“We need to be compliant so we can pass an audit!”
This phrase makes us shudder. Forget being compliant because it is the right thing to do – or because it more times than not leads you down a path to better configuration management or stronger business processes. Many organizations view compliance as an obstacle they must overcome. It impacts numerous business areas, and cybersecurity is no exception. From NERC-CIP to NIST to SOC 2, organizations scramble to make sure their policies and technologies meet these different standards. Whether they do this because it’s right or because it’s required is only a marginally debatable point.
We agree that compliance is a fine starting point for building a comprehensive cybersecurity program. But there are pitfalls to be wary of. Compliance doesn’t itself necessarily guarantee that your data and your customers’ data are safe.
- Compliance is usually too generic. Standards are set in a broad fashion so that they can apply to businesses of all sizes and organizational structures. It is only in the thoughtful application of the spirit of the standards that true security can come from compliance. For instance, the HIPAA security rule does not mention the word “firewall” or “IPS”. But it does say that organizations must “ensure the confidentiality, integrity, and availability of all electronic protected health information the covered entity or business associate creates, receives, maintains, or transmits.” It’s not hard to connect this requirement to a set of technical controls that include firewalls, IDS/IPS, advanced malware detection, and more.
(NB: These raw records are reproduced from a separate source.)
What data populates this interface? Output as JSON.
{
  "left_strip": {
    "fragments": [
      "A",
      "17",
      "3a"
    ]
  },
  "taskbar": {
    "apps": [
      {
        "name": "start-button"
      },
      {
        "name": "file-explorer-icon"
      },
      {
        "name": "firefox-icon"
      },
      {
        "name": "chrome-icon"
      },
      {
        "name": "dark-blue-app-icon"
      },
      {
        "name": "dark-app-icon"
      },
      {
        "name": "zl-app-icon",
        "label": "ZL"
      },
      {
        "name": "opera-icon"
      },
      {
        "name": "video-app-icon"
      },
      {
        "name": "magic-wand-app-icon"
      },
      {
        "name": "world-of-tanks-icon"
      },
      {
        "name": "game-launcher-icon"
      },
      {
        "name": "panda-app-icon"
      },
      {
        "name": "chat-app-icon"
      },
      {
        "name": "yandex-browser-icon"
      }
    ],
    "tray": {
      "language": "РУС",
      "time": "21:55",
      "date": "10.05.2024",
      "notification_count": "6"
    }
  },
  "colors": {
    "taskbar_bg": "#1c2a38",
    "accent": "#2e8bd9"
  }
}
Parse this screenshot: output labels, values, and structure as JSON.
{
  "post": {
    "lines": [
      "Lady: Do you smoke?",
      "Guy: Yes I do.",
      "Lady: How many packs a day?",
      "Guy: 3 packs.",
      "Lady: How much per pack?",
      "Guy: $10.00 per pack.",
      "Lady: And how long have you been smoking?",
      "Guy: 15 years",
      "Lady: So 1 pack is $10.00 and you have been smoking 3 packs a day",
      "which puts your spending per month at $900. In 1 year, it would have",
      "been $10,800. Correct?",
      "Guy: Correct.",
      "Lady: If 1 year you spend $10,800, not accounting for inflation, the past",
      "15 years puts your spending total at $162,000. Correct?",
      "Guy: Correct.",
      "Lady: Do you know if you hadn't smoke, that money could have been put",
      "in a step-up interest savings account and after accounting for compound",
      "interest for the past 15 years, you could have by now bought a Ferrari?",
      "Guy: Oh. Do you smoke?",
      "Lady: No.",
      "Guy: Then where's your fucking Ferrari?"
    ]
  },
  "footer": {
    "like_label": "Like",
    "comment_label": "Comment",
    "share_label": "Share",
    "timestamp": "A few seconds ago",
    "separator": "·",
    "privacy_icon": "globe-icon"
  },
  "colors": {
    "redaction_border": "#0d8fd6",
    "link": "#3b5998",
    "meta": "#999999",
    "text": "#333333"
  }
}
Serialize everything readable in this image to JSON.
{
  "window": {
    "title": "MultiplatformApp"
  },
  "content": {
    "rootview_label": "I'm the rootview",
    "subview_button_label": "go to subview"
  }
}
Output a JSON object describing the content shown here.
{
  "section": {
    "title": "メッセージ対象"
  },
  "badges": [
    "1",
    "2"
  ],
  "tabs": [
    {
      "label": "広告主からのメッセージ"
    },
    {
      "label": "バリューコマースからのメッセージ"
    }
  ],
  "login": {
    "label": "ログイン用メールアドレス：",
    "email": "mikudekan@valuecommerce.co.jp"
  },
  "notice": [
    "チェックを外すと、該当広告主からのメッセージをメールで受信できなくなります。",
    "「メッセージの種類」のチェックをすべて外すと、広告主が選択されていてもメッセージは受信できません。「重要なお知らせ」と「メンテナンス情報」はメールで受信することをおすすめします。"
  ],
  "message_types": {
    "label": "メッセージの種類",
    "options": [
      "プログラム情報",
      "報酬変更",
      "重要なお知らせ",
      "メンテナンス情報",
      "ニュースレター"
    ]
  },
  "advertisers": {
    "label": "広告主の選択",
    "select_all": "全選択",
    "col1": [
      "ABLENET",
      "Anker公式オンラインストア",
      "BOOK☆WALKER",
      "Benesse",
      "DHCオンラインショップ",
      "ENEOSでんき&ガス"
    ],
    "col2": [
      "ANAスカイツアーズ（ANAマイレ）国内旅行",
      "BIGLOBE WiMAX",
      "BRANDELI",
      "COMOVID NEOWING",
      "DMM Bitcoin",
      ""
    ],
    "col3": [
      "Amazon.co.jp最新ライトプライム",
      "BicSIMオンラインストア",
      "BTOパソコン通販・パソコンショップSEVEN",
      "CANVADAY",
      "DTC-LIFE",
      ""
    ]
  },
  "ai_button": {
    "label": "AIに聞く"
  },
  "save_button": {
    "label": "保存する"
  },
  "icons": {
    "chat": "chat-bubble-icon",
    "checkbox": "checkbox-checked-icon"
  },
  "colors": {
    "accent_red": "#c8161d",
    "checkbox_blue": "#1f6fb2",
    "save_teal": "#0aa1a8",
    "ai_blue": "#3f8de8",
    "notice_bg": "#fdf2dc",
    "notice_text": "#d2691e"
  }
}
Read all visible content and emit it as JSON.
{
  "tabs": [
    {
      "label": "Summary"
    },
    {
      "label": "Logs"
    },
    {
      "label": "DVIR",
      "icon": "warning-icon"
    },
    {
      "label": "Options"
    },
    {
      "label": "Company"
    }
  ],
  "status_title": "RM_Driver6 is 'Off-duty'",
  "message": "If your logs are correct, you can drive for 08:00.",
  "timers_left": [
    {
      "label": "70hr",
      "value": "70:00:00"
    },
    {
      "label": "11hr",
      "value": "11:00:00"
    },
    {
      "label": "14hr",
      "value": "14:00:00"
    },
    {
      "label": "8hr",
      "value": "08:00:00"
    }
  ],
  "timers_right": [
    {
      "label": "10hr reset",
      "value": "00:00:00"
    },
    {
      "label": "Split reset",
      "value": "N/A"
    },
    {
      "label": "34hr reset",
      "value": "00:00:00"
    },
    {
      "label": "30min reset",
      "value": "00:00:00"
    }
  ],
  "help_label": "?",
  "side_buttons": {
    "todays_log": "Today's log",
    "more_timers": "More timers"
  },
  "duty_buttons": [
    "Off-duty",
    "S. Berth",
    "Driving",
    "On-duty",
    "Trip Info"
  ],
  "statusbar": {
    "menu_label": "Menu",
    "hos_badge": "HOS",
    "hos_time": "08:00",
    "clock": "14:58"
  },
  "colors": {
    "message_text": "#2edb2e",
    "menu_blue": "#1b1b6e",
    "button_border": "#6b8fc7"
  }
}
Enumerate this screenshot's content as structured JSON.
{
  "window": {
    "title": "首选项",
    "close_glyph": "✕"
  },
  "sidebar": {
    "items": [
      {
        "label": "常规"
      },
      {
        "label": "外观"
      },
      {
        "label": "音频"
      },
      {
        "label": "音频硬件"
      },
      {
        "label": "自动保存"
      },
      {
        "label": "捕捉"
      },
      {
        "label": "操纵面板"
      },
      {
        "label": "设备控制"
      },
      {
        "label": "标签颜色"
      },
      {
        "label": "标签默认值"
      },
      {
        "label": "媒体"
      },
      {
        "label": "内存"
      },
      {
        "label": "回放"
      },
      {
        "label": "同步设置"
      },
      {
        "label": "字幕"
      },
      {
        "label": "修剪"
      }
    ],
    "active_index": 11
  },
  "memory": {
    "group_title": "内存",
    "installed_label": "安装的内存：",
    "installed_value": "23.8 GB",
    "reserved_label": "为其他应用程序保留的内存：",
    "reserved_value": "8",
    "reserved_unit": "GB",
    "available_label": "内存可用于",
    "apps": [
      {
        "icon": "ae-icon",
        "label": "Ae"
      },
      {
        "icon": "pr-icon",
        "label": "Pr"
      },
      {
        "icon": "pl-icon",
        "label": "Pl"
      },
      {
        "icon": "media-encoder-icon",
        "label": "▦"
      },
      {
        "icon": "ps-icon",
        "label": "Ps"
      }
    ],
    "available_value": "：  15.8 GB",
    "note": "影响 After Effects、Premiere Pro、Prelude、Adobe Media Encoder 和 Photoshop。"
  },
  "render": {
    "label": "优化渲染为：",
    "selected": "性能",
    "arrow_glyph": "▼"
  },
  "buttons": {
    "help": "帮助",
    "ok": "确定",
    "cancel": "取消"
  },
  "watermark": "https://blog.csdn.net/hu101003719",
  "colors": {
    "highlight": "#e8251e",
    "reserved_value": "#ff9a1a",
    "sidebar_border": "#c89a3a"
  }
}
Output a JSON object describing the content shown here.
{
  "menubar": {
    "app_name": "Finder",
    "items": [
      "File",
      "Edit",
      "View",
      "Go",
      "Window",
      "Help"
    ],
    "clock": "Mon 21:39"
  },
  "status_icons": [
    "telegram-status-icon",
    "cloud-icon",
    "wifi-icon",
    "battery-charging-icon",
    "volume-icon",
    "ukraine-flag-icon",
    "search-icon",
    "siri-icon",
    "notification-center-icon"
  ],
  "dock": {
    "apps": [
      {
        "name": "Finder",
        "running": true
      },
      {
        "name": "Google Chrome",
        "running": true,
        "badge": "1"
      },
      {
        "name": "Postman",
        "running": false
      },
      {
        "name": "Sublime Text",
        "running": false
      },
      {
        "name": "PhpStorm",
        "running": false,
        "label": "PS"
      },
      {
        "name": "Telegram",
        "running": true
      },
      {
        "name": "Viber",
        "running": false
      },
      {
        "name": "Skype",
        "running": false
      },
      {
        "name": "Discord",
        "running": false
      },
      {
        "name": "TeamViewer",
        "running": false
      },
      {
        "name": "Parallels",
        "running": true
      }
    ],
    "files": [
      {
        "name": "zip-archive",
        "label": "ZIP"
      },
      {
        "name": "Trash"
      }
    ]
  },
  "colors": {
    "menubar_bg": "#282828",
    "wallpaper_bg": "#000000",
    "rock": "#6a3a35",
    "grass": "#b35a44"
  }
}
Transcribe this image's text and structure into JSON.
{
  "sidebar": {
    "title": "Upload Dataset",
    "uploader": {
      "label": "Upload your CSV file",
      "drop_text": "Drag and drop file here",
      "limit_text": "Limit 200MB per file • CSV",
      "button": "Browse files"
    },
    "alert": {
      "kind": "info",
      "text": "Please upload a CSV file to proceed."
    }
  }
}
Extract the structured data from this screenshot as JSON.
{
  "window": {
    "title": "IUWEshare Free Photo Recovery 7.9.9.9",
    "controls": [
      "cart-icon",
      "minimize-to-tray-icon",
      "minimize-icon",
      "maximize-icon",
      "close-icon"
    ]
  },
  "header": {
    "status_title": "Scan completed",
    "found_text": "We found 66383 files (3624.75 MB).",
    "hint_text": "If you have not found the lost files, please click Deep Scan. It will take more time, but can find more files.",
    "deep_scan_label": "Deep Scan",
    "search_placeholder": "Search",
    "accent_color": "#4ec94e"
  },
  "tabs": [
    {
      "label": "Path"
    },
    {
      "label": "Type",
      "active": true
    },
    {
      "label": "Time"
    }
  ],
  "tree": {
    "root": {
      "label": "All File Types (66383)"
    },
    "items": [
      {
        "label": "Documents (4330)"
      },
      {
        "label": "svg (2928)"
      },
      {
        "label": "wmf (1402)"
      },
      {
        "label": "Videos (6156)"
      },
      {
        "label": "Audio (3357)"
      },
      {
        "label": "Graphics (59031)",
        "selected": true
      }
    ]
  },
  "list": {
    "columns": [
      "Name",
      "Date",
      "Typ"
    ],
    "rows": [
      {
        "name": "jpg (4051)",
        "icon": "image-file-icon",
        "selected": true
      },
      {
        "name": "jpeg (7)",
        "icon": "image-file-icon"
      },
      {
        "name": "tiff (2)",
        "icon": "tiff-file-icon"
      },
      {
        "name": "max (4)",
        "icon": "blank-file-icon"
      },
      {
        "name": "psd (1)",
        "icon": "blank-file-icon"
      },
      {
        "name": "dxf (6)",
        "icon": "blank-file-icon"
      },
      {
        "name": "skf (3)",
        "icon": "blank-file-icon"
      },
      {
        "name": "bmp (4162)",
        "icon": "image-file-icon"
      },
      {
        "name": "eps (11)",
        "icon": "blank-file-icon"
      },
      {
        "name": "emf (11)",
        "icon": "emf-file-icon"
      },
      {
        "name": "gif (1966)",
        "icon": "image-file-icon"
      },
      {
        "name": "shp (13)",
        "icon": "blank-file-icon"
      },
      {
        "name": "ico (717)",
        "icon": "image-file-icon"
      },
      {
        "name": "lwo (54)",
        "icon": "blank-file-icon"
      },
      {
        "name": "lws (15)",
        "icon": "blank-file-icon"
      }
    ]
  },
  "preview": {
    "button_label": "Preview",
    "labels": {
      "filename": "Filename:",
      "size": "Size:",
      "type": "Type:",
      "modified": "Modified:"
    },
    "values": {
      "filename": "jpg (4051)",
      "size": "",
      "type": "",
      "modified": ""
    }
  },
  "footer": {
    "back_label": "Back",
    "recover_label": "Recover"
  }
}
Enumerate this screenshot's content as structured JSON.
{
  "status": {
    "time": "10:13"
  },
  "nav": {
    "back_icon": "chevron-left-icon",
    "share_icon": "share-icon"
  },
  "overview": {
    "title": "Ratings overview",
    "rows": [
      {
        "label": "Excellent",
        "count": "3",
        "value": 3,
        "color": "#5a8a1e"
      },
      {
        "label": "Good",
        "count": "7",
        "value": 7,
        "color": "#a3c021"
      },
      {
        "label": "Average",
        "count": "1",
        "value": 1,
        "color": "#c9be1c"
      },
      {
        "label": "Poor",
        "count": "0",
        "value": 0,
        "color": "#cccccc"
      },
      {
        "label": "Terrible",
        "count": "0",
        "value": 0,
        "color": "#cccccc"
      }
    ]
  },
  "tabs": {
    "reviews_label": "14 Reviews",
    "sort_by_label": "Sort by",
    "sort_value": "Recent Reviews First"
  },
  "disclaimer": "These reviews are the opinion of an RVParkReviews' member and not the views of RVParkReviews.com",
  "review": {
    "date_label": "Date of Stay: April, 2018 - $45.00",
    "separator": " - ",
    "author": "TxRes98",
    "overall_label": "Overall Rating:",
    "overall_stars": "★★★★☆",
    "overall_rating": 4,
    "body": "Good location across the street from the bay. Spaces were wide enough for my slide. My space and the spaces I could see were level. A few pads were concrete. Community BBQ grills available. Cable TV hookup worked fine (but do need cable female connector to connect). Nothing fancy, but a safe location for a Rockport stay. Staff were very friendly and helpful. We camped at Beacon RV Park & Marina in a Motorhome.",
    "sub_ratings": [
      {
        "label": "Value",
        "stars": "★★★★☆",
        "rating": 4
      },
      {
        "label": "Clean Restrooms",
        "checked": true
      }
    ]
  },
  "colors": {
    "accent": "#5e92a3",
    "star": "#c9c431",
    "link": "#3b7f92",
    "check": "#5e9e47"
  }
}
But you can technically be compliant in your environment without having a truly robust stack at your border if you are creative in how you respond to audit questions.
- Compliance can breed apathy. Again, we are not saying that working towards being compliant is bad. What is bad is stopping after you hit all of the checkmarks. A recent study by WhiteHat Security found that organizations that live for compliance have the fewest vulnerabilities in their web applications. Great! Conversely, however, these same organizations take the longest to fix the vulnerabilities that are brought to their attention. When living to pass compliance checks vulnerabilities may have a relegated priority until the next audit date approaches.
- The threat landscape changes daily. Compliance audits guarantee that, as of this audit day, your security is up to compliance standards. But remember – cyber threats are a moving target. You now have 364 other days where new threats appear, company infrastructure changes, and new technologies are introduced. Security should be an everyday activity that is constantly being performed and improved. Leaving yourself unimproved for months on end introduces huge security gaps. Consider solutions that automate these continuous processes, like an assertive configuration manager (i.e. Puppet, Chef, Ansible, Saltstack) and embrace automation of change controls.
It’s best to view information security from the standpoint of vigilant effectiveness vs. compliance or audit readiness. It can be difficult when auditors come knocking on your door or a new threat surfaces that tests your security program. However, if you plan accordingly, implement a layered security program (policy, technology, and processes) that meets or exceeds compliance standards, and drive a culture of vigilance, you are already off to a good start.
Think you’re there already? Great! Don’t forget the other two parts of a good security program. Continuously assess and improve. It’s when you think you have all of your vectors covered that you are truly most vulnerable. Engage with information security professionals to validate your security program regularly. Patch. Retire old technologies in deference for new ones that take it to the next level. Remember that anti-virus was once the bee’s knees. Now it’s a mildly-effective “also ran” in the information security efficacy race. Stay current. Stay active. And yes, stay compliant!
You’ll sleep better when the next zero-day hits.